'A Chronicle of Ashes' is a series of short stories exploring the extended Foxhole universe. These are unrelenting tales of human struggle in the face of apathy and violence, borne by a world in a constant state of war. Content Warning: A Chronicle of Ashes depicts scenes of violence and war.



Whedon's Row

Chapter II

The Rat


Most folk hate sewers, but not Alba. Sure, it smelled terrible, was filled with vermin and piss—seventeen times she'd stumbled upon a corpse, which was more of a blessing, really. She could always count on at least a few chips worth of junk in their pockets—but because of that, no one would dare wander the sewers. Hopefully, Captain You-Remind-Me-Of-Me wouldn't play the exception.


She was roughly fifteen minutes from Prey's workshop and at least thirty seconds--give or take five to ten seconds--for each corner ahead of the captain. With any luck, she was already in the clear. Alba had learned one important rule since Prey had brought her to the city: never count on luck. And she didn't need to because every crevice of the underground was her world. Every rathole, every twist and turn, every sluice and lock, and the tunnels that led out to the various districts. It helped that she had acclimated to the low light quite fast. Few would have the opportunity to sneak up on her.


Prey's place wasn't far now, only three turns on the way to the catacombs. Fourteen minutes, and she hadn't noticed any sign of the old captain. Bless an ignorant mark. She muttered a quick prayer, then began thinking of how Prey would reward her for such a clean-cut job. She needed new shoes—It was getting tiresome, always patching the toes. She'd grown out of them a year ago, and the growth hadn't stopped. Maybe, Prey would finally bring her into the House.


Alba climbed the ladder through the hatch, locked it behind her, and flopped onto the wooden flooring. She kicked her wet shoes off then hugged the package. You're going to make it, she told herself, you're going to be someone important starting today. No matter what.


Padding barefoot through the cellar, she climbed the steps to the House and rapped twelve times on the door in a specific rhythm. Tappa tap, tap tap, tappa tap. There was no real purpose to the rhythm, but the timing of it filled Alba’s belly with warmth.


Rumtooth greeted her, ugly as ever. He said something and turned, but his lips barely moved, so she could never read them. The old bastard had eighteen moles on the back of his bulging neck, and she counted each of them as she tiptoed behind him.


The House was Prey's ancient, rundown three-story townhome, from where she ran her various business ventures. That's what she called them, anyway. The building dated back to before the wars, or so they say. It had good bones, was built to last. Her office was up ahead, behind a big, reinforced oak door. It smelled wonderful inside. Twenty-four hours a day, candles burned, infused with all kinds of scents. Alba wanted a room filled with candles. Normal ones would be fine.

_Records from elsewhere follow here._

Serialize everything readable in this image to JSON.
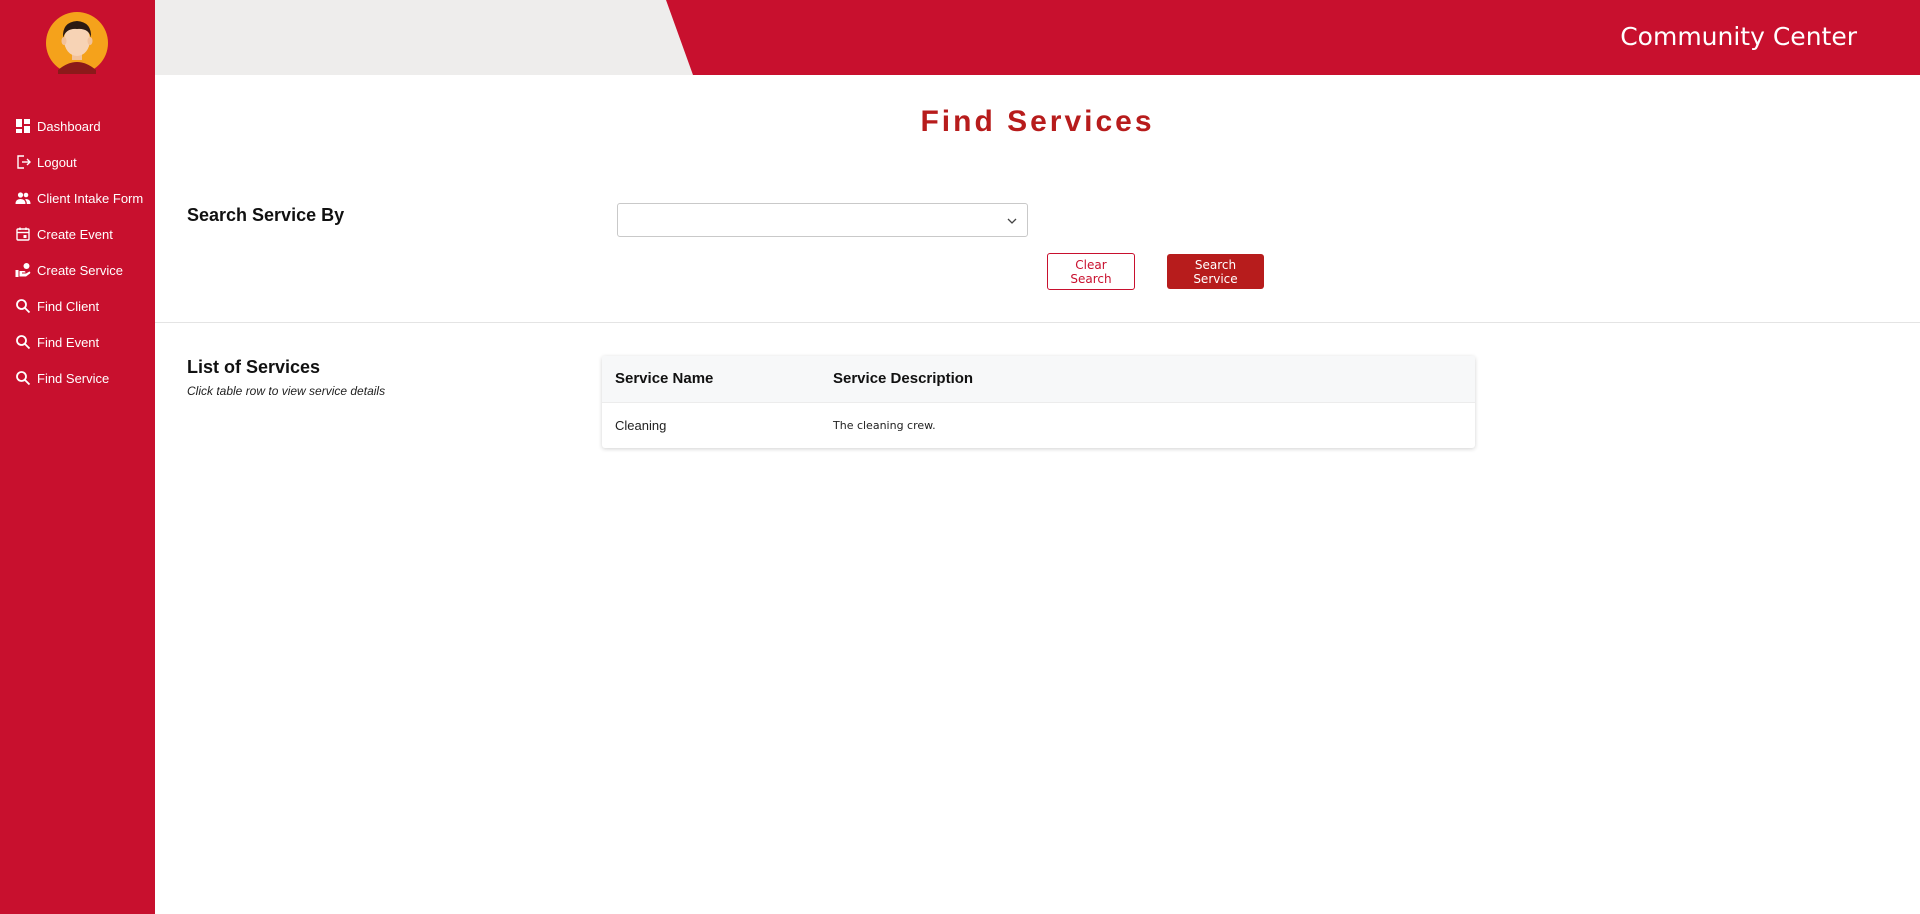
{
  "app": {
    "title": "Community Center"
  },
  "colors": {
    "brand": "#c8102e",
    "accent": "#b71c1c",
    "topbar_bg": "#eeedec"
  },
  "sidebar": {
    "avatar_icon": "user-avatar",
    "items": [
      {
        "label": "Dashboard",
        "icon": "dashboard-icon"
      },
      {
        "label": "Logout",
        "icon": "logout-icon"
      },
      {
        "label": "Client Intake Form",
        "icon": "people-icon"
      },
      {
        "label": "Create Event",
        "icon": "calendar-icon"
      },
      {
        "label": "Create Service",
        "icon": "service-hand-icon"
      },
      {
        "label": "Find Client",
        "icon": "search-icon"
      },
      {
        "label": "Find Event",
        "icon": "search-icon"
      },
      {
        "label": "Find Service",
        "icon": "search-icon"
      }
    ]
  },
  "main": {
    "title": "Find Services",
    "search": {
      "label": "Search Service By",
      "selected_value": "",
      "clear_label": "Clear Search",
      "submit_label": "Search Service"
    },
    "list": {
      "title": "List of Services",
      "hint": "Click table row to view service details",
      "columns": [
        "Service Name",
        "Service Description"
      ],
      "rows": [
        {
          "name": "Cleaning",
          "description": "The cleaning crew."
        }
      ]
    }
  }
}
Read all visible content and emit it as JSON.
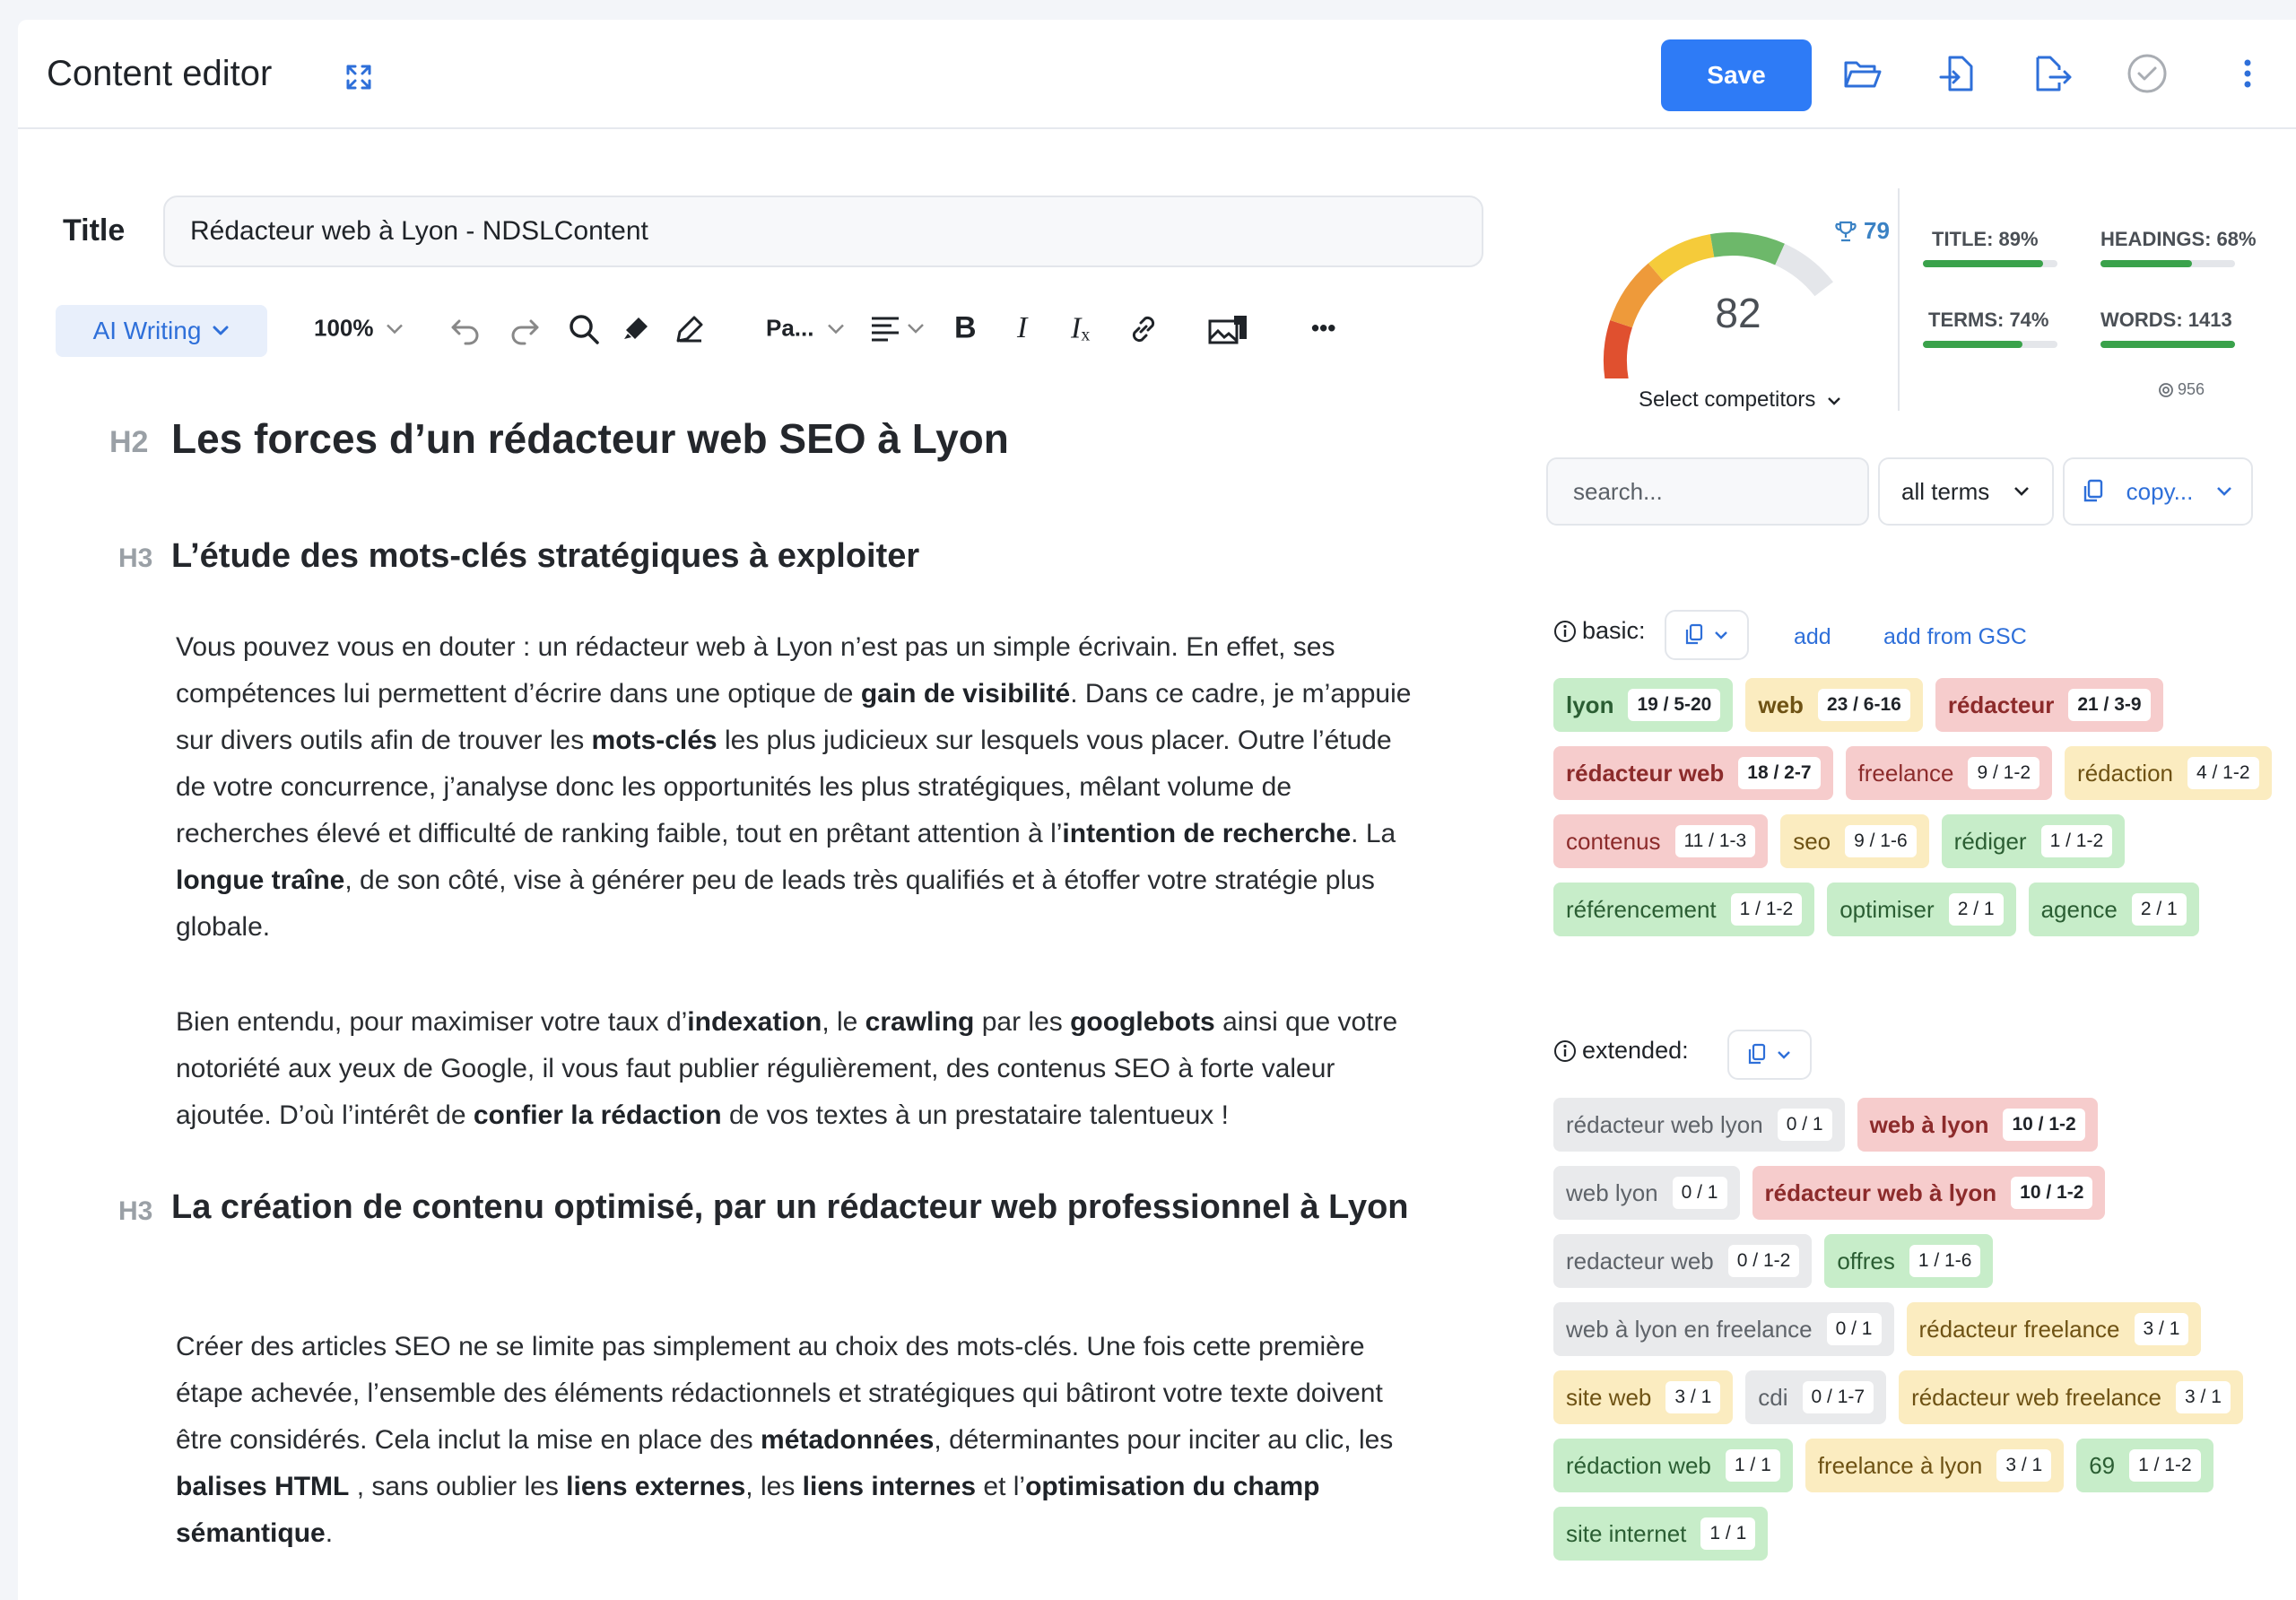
{
  "header": {
    "title": "Content editor",
    "save_label": "Save"
  },
  "title_field": {
    "label": "Title",
    "value": "Rédacteur web à Lyon - NDSLContent"
  },
  "toolbar": {
    "ai_writing": "AI Writing",
    "zoom": "100%",
    "paragraph": "Pa...",
    "more": "•••"
  },
  "content": {
    "h2_mark": "H2",
    "h2": "Les forces d’un rédacteur web SEO à Lyon",
    "h3_mark": "H3",
    "h3_1": "L’étude des mots-clés stratégiques à exploiter",
    "h3_2": "La création de contenu optimisé, par un rédacteur web professionnel à Lyon",
    "p1": [
      {
        "t": "Vous pouvez vous en douter : un rédacteur web à Lyon n’est pas un simple écrivain. En effet, ses compétences lui permettent d’écrire dans une optique de "
      },
      {
        "t": "gain de visibilité",
        "b": true
      },
      {
        "t": ". Dans ce cadre, je m’appuie sur divers outils afin de trouver les "
      },
      {
        "t": "mots-clés",
        "b": true
      },
      {
        "t": " les plus judicieux sur lesquels vous placer. Outre l’étude de votre concurrence, j’analyse donc les opportunités les plus stratégiques, mêlant volume de recherches élevé et difficulté de ranking faible, tout en prêtant attention à l’"
      },
      {
        "t": "intention de recherche",
        "b": true
      },
      {
        "t": ". La "
      },
      {
        "t": "longue traîne",
        "b": true
      },
      {
        "t": ", de son côté, vise à générer peu de leads très qualifiés et à étoffer votre stratégie plus globale."
      }
    ],
    "p2": [
      {
        "t": "Bien entendu, pour maximiser votre taux d’"
      },
      {
        "t": "indexation",
        "b": true
      },
      {
        "t": ", le "
      },
      {
        "t": "crawling",
        "b": true
      },
      {
        "t": " par les "
      },
      {
        "t": "googlebots",
        "b": true
      },
      {
        "t": " ainsi que votre notoriété aux yeux de Google, il vous faut publier régulièrement, des contenus SEO à forte valeur ajoutée. D’où l’intérêt de "
      },
      {
        "t": "confier la rédaction",
        "b": true
      },
      {
        "t": " de vos textes à un prestataire talentueux !"
      }
    ],
    "p3": [
      {
        "t": "Créer des articles SEO ne se limite pas simplement au choix des mots-clés. Une fois cette première étape achevée, l’ensemble des éléments rédactionnels et stratégiques qui bâtiront votre texte doivent être considérés. Cela inclut la mise en place des "
      },
      {
        "t": "métadonnées",
        "b": true
      },
      {
        "t": ", déterminantes pour inciter au clic, les "
      },
      {
        "t": "balises HTML",
        "b": true
      },
      {
        "t": " , sans oublier les "
      },
      {
        "t": "liens externes",
        "b": true
      },
      {
        "t": ", les "
      },
      {
        "t": "liens internes",
        "b": true
      },
      {
        "t": " et l’"
      },
      {
        "t": "optimisation du champ sémantique",
        "b": true
      },
      {
        "t": "."
      }
    ]
  },
  "score": {
    "value": "82",
    "gauge_fraction": 0.82,
    "competitor_score": "79",
    "select_competitors": "Select competitors"
  },
  "metrics": {
    "title": {
      "label": "TITLE: 89%",
      "fraction": 0.89
    },
    "headings": {
      "label": "HEADINGS: 68%",
      "fraction": 0.68
    },
    "terms": {
      "label": "TERMS: 74%",
      "fraction": 0.74
    },
    "words": {
      "label": "WORDS: 1413",
      "fraction": 1.0,
      "target": "956"
    }
  },
  "filters": {
    "search_placeholder": "search...",
    "terms_select": "all terms",
    "copy_select": "copy..."
  },
  "basic": {
    "label": "basic:",
    "add": "add",
    "add_gsc": "add from GSC",
    "chips": [
      {
        "term": "lyon",
        "count": "19 / 5-20",
        "color": "green",
        "bold": true
      },
      {
        "term": "web",
        "count": "23 / 6-16",
        "color": "yellow",
        "bold": true
      },
      {
        "term": "rédacteur",
        "count": "21 / 3-9",
        "color": "red",
        "bold": true
      },
      {
        "term": "rédacteur web",
        "count": "18 / 2-7",
        "color": "red",
        "bold": true
      },
      {
        "term": "freelance",
        "count": "9 / 1-2",
        "color": "red",
        "bold": false
      },
      {
        "term": "rédaction",
        "count": "4 / 1-2",
        "color": "yellow",
        "bold": false
      },
      {
        "term": "contenus",
        "count": "11 / 1-3",
        "color": "red",
        "bold": false
      },
      {
        "term": "seo",
        "count": "9 / 1-6",
        "color": "yellow",
        "bold": false
      },
      {
        "term": "rédiger",
        "count": "1 / 1-2",
        "color": "green",
        "bold": false
      },
      {
        "term": "référencement",
        "count": "1 / 1-2",
        "color": "green",
        "bold": false
      },
      {
        "term": "optimiser",
        "count": "2 / 1",
        "color": "green",
        "bold": false
      },
      {
        "term": "agence",
        "count": "2 / 1",
        "color": "green",
        "bold": false
      }
    ]
  },
  "extended": {
    "label": "extended:",
    "chips": [
      {
        "term": "rédacteur web lyon",
        "count": "0 / 1",
        "color": "gray",
        "bold": false
      },
      {
        "term": "web à lyon",
        "count": "10 / 1-2",
        "color": "red",
        "bold": true
      },
      {
        "term": "web lyon",
        "count": "0 / 1",
        "color": "gray",
        "bold": false
      },
      {
        "term": "rédacteur web à lyon",
        "count": "10 / 1-2",
        "color": "red",
        "bold": true
      },
      {
        "term": "redacteur web",
        "count": "0 / 1-2",
        "color": "gray",
        "bold": false
      },
      {
        "term": "offres",
        "count": "1 / 1-6",
        "color": "green",
        "bold": false
      },
      {
        "term": "web à lyon en freelance",
        "count": "0 / 1",
        "color": "gray",
        "bold": false
      },
      {
        "term": "rédacteur freelance",
        "count": "3 / 1",
        "color": "yellow",
        "bold": false
      },
      {
        "term": "site web",
        "count": "3 / 1",
        "color": "yellow",
        "bold": false
      },
      {
        "term": "cdi",
        "count": "0 / 1-7",
        "color": "gray",
        "bold": false
      },
      {
        "term": "rédacteur web freelance",
        "count": "3 / 1",
        "color": "yellow",
        "bold": false
      },
      {
        "term": "rédaction web",
        "count": "1 / 1",
        "color": "green",
        "bold": false
      },
      {
        "term": "freelance à lyon",
        "count": "3 / 1",
        "color": "yellow",
        "bold": false
      },
      {
        "term": "69",
        "count": "1 / 1-2",
        "color": "green",
        "bold": false
      },
      {
        "term": "site internet",
        "count": "1 / 1",
        "color": "green",
        "bold": false
      }
    ]
  },
  "colors": {
    "accent": "#2e7bf6",
    "good": "#3aa24b",
    "gauge_red": "#e0502f",
    "gauge_orange": "#ee9a3a",
    "gauge_yellow": "#f5cb3a",
    "gauge_green": "#6db86a"
  }
}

Prey turned and signed to Alba, "This is all there was?"


"Yup," Alba said with one hand, holding the package awkwardly. She slid it onto Prey's desk. "Was there more? You only said she would have a package. Did I miss something?"


The woman lifted the package and inspected it. The burns on her face and arms appeared to swim in the candlelight. Maybe that was why she surrounded herself in candles, why she never wore sleeves. At times Prey was like one of the creatures in stories that her father told to Alba and her brothers.


"What's in it?" Alba didn't really care, but she leaned in to feign interest.

"I… was not paid enough to know."


"Wait. We did all that work and preparation, and—"


"And neither were you." Prey tossed Alba a small burlap sack filled with copper chips. "I can't have you here while I make the transfer. It would be… indelicate to be seen with a rat. Run along."


That's it? No thank you, no "Oh, Alba, you're the best thief I have, please, come stay in the House." Not even a bloody silver chip? Sure, she owned the sewers, but sleeping on the cold, wet stones was an entirely different prospect, even if it was safer than the streets.


Alba paced while Prey stared in awe of the girl's audacity to ignore a command. Alba was fired up and counted her steps from side to side. One, two, three, four, turn, one, two, three. She always stopped on threes to the right because it would irritate Prey even more.


The pacing was a misdirection for, after a single l